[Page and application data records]
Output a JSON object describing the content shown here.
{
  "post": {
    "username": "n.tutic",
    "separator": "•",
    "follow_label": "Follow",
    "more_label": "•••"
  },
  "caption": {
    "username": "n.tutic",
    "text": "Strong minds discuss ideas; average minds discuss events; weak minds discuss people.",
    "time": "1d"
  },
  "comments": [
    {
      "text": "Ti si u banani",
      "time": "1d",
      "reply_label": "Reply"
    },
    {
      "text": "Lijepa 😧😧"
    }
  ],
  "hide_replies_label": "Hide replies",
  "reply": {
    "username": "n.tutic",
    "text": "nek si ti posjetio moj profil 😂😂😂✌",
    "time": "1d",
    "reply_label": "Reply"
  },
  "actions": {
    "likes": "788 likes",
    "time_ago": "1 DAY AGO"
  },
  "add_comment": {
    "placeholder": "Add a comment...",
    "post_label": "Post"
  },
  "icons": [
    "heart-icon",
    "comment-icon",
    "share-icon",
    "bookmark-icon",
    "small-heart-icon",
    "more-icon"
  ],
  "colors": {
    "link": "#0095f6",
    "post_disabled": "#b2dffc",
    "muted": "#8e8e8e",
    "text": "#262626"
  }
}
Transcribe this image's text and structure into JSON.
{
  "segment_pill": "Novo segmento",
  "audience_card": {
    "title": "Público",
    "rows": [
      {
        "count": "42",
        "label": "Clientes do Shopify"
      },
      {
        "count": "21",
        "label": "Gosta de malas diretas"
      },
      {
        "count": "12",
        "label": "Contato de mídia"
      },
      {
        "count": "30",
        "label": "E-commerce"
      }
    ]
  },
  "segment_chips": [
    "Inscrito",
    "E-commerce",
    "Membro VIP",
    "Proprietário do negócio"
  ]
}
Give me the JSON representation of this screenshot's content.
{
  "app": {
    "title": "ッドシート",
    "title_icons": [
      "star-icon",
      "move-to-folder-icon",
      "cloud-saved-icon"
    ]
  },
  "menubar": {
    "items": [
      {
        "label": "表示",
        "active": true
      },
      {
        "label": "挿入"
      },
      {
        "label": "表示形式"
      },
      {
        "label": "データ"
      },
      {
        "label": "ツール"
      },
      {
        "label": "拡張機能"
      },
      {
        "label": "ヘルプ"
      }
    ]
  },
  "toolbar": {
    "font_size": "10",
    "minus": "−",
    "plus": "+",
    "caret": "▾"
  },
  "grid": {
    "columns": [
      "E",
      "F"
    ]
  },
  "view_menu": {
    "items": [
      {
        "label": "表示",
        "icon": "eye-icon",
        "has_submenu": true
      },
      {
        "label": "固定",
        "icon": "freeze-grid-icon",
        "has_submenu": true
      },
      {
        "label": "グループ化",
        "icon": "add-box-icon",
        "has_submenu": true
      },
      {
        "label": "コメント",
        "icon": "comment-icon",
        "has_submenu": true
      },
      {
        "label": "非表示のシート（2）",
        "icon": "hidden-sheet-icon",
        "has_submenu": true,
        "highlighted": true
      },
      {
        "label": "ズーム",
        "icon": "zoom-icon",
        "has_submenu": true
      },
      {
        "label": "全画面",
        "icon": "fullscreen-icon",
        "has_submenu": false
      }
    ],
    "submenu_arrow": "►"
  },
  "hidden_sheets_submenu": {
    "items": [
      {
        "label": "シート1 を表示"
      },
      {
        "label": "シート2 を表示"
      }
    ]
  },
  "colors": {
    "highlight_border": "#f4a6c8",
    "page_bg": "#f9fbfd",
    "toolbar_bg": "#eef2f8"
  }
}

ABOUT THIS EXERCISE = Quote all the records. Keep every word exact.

COMPLETED EXERCISE =
Output a JSON object describing the content shown here.
{
  "post": {
    "username": "n.tutic",
    "separator": "•",
    "follow_label": "Follow",
    "more_label": "•••"
  },
  "caption": {
    "username": "n.tutic",
    "text": "Strong minds discuss ideas; average minds discuss events; weak minds discuss people.",
    "time": "1d"
  },
  "comments": [
    {
      "text": "Ti si u banani",
      "time": "1d",
      "reply_label": "Reply"
    },
    {
      "text": "Lijepa 😧😧"
    }
  ],
  "hide_replies_label": "Hide replies",
  "reply": {
    "username": "n.tutic",
    "text": "nek si ti posjetio moj profil 😂😂😂✌",
    "time": "1d",
    "reply_label": "Reply"
  },
  "actions": {
    "likes": "788 likes",
    "time_ago": "1 DAY AGO"
  },
  "add_comment": {
    "placeholder": "Add a comment...",
    "post_label": "Post"
  },
  "icons": [
    "heart-icon",
    "comment-icon",
    "share-icon",
    "bookmark-icon",
    "small-heart-icon",
    "more-icon"
  ],
  "colors": {
    "link": "#0095f6",
    "post_disabled": "#b2dffc",
    "muted": "#8e8e8e",
    "text": "#262626"
  }
}
Transcribe this image's text and structure into JSON.
{
  "segment_pill": "Novo segmento",
  "audience_card": {
    "title": "Público",
    "rows": [
      {
        "count": "42",
        "label": "Clientes do Shopify"
      },
      {
        "count": "21",
        "label": "Gosta de malas diretas"
      },
      {
        "count": "12",
        "label": "Contato de mídia"
      },
      {
        "count": "30",
        "label": "E-commerce"
      }
    ]
  },
  "segment_chips": [
    "Inscrito",
    "E-commerce",
    "Membro VIP",
    "Proprietário do negócio"
  ]
}
Give me the JSON representation of this screenshot's content.
{
  "app": {
    "title": "ッドシート",
    "title_icons": [
      "star-icon",
      "move-to-folder-icon",
      "cloud-saved-icon"
    ]
  },
  "menubar": {
    "items": [
      {
        "label": "表示",
        "active": true
      },
      {
        "label": "挿入"
      },
      {
        "label": "表示形式"
      },
      {
        "label": "データ"
      },
      {
        "label": "ツール"
      },
      {
        "label": "拡張機能"
      },
      {
        "label": "ヘルプ"
      }
    ]
  },
  "toolbar": {
    "font_size": "10",
    "minus": "−",
    "plus": "+",
    "caret": "▾"
  },
  "grid": {
    "columns": [
      "E",
      "F"
    ]
  },
  "view_menu": {
    "items": [
      {
        "label": "表示",
        "icon": "eye-icon",
        "has_submenu": true
      },
      {
        "label": "固定",
        "icon": "freeze-grid-icon",
        "has_submenu": true
      },
      {
        "label": "グループ化",
        "icon": "add-box-icon",
        "has_submenu": true
      },
      {
        "label": "コメント",
        "icon": "comment-icon",
        "has_submenu": true
      },
      {
        "label": "非表示のシート（2）",
        "icon": "hidden-sheet-icon",
        "has_submenu": true,
        "highlighted": true
      },
      {
        "label": "ズーム",
        "icon": "zoom-icon",
        "has_submenu": true
      },
      {
        "label": "全画面",
        "icon": "fullscreen-icon",
        "has_submenu": false
      }
    ],
    "submenu_arrow": "►"
  },
  "hidden_sheets_submenu": {
    "items": [
      {
        "label": "シート1 を表示"
      },
      {
        "label": "シート2 を表示"
      }
    ]
  },
  "colors": {
    "highlight_border": "#f4a6c8",
    "page_bg": "#f9fbfd",
    "toolbar_bg": "#eef2f8"
  }
}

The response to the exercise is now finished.